Biotic plant problems are caused by living organisms, such as fungi, bacteria, viruses, nematodes, insects, mites, and animals. Abiotic disorders are caused by nonliving factors, such as drought stress, sunscald, freeze injury, wind injury, chemical drift, nutrient deficiency, or improper cultural practices, such as overwatering or planting too deep. Unfortunately, the damage caused by these various living and nonliving agents can appear very similar. Even with close observation, accurate diagnosis can be difficult. For example, browning of leaves on an oak tree caused by drought stress may appear similar to leaf browning caused by oak wilt, a serious vascular disease, or the browning cause by anthracnose, a fairly minor leaf disease.
When the cause of a plant health problem is not readily diagnosed, it's important to take a systematic approach and carefully consider site conditions, weather conditions, care of the plant, and the known biotic disease agents of that plant. The first important step is to determine the identity of the plant and its requirements for healthy growth.
There are a few clues to look for that will help you distinguish between abiotic and biotic disease problems.
- Abiotic damage often occurs on many plant species. Drought stress or chemical drift will likely cause damage on several types of plants in a yard or garden. In contrast, biotic disease problems are more limited to a certain species. The fungi that cause tomato leaf blight do not cause damage on sweet corn, for example.
- Abiotic damage does not spread from plant to plant over time. Biotic diseases can spread throughout one plant and also may spread to neighboring plants of the same species. Wind-blown rain is a common way for disease agents to spread from plant to plant.
- Biotic diseases sometimes show physical evidence (signs) of the pathogen, such as fungal growth, bacterial ooze, or nematode cysts, or the presence of mites or insects. Abiotic diseases do not show the presence of disease signs.
An important take-home message is to remember that there may be several factors, abiotic and biotic, contributing to a plant health problem. For example, older trees that are stressed by drought conditions are often troubled by fungal canker diseases. Another example is the presence of decay fungus at the base of the tree. The primary problem may have been mower damage, which subsequently allowed entry of the fungus. The identification of the primary problem and other contributing factors is a necessary step in managing the problem or avoiding it in the future.

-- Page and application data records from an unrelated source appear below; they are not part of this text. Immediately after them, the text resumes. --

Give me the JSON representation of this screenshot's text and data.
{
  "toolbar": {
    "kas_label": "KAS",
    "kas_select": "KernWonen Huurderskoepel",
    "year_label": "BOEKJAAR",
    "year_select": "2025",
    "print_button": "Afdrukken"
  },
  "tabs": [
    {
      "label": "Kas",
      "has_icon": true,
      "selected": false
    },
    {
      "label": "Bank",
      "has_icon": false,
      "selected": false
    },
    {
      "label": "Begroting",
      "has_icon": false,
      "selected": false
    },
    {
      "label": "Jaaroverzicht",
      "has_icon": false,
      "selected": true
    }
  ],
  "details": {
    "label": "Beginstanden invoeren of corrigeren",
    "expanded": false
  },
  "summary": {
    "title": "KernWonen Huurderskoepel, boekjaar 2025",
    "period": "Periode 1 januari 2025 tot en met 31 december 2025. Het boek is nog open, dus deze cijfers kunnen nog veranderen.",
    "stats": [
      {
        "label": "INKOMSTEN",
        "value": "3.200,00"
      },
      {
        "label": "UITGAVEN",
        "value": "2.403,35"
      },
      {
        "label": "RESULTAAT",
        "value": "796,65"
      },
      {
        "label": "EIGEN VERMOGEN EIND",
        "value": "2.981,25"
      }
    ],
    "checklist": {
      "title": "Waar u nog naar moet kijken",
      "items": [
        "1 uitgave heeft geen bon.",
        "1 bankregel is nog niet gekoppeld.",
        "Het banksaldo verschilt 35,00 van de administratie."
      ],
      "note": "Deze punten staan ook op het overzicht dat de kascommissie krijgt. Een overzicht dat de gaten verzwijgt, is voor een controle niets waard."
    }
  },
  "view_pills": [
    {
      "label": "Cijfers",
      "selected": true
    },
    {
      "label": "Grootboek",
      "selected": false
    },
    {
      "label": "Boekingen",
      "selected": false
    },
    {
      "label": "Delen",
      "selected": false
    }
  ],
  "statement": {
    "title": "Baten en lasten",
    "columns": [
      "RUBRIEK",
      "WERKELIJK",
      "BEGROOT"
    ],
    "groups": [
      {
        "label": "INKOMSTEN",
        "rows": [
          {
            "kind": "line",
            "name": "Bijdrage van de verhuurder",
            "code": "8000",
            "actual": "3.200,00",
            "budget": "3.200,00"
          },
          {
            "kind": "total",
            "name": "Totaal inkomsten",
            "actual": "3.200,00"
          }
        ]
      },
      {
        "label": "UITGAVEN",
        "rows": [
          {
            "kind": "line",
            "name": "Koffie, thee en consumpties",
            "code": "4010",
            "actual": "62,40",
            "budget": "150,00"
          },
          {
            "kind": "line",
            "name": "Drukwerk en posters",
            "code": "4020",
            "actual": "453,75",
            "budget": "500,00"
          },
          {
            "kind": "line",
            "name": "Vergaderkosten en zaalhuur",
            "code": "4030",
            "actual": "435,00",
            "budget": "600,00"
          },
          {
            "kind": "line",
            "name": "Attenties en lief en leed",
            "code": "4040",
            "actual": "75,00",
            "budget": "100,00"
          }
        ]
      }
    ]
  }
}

For guidance on diagnosing tree problems, refer to the Iowa State University bulletin SUL 3 "Diagnosing Tree Problems." This publication is available for $1.00 from your local county extension office or from the Iowa State University Publications Distribution Center, 515-294- 5247.
This article originally appeared in the 9/12/2003 issue.